To properly check a page for accessibility you need to understand the standard you are applying and manually look at the source and the output of the page. Automated validators (even Total Validator) can only guide you and should never be regarded as a stamp of approval. Never let zero errors and warnings be your only target and bear in mind that it is quite easy to write a web page that passes all the tests of all the validators and yet would still be difficult for people with disabilities to use. Equally, errors and warnings in validators are just there to alert you as to potential problems, and so may appear when there is actually no problem at all.
So we recommend that you check your pages against the guidelines manually ensure they meet your accessibility requirements and only then use Total Validator to check for anything you may have missed or after making minor amendments.
Also note that conforming to accessibility standards also means strictly validated HTML so that accessibility technology can properly read your site. So you should always validate your HTML as well, otherwise your site cannot claim to be accessible.
With Total Validator we've tried to follow the spirit and meaning of the WAI and Section 508 guidelines, rather than blindly coding rules. So you may find many 'warnings' and 'notes' reported by other validators that simply don't appear in our results. Before you put pen to paper to berate us, check out the guidelines themselves first, as these reported items may be false positives, or not apply to the page in question at all.
Some specific things of note: User-agents are much better than they were when the WAI guidelines were first written. As a result many of the WCAG 1.0 guidelines are now redundant. For example there is no longer a requirement to put place holding text in edit boxes and text areas. This was 10.4 of WCAG 1.0 (AAA). Similarly 1.5 of WCAG 1.0 (AAA) is no longer required. So always validate using the latest version of Total Validator.
Many error messages are self explanatory and should help you to correct the problem is yourself.
If you have a message that doesn't make sense then make a note of it and complete the feedback form on the main website to report your problem.
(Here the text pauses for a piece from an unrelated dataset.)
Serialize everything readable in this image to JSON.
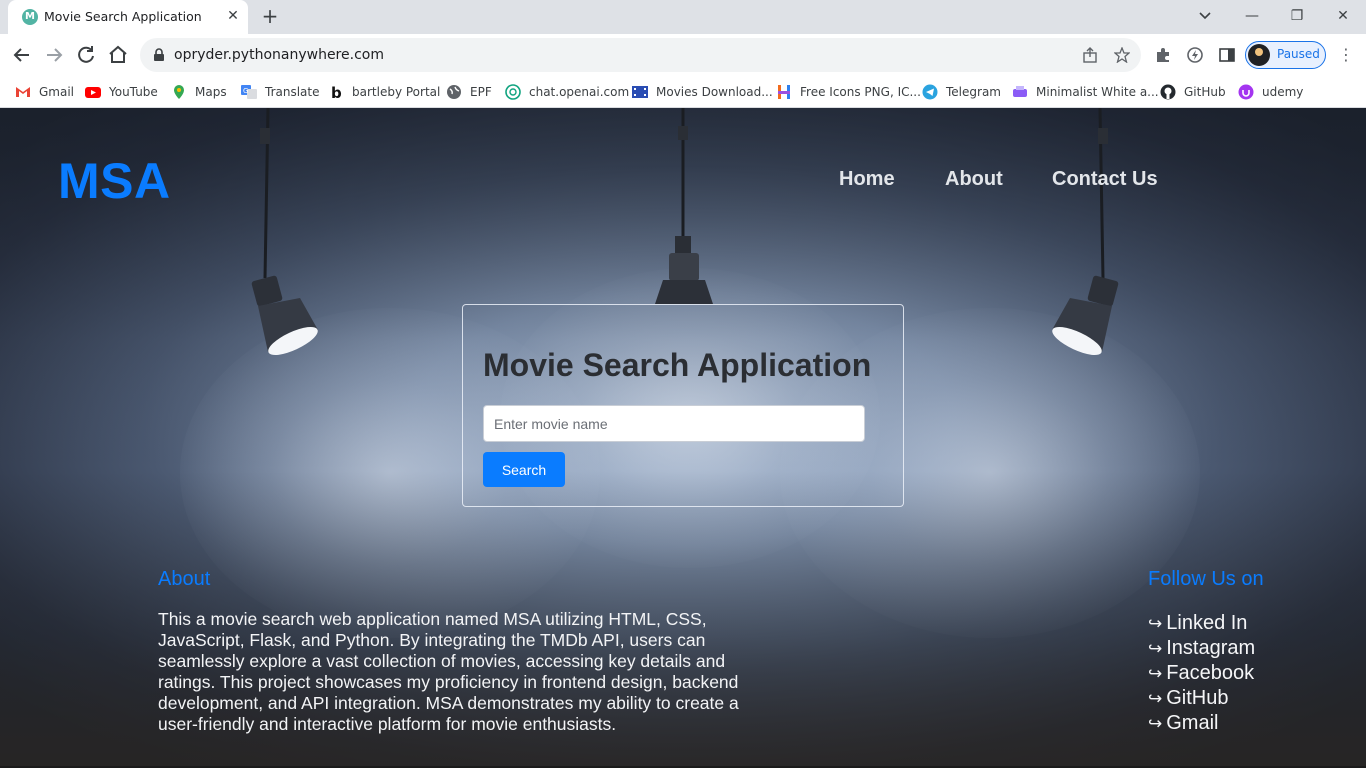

Don't forget to leave a valid email address where you can be contacted.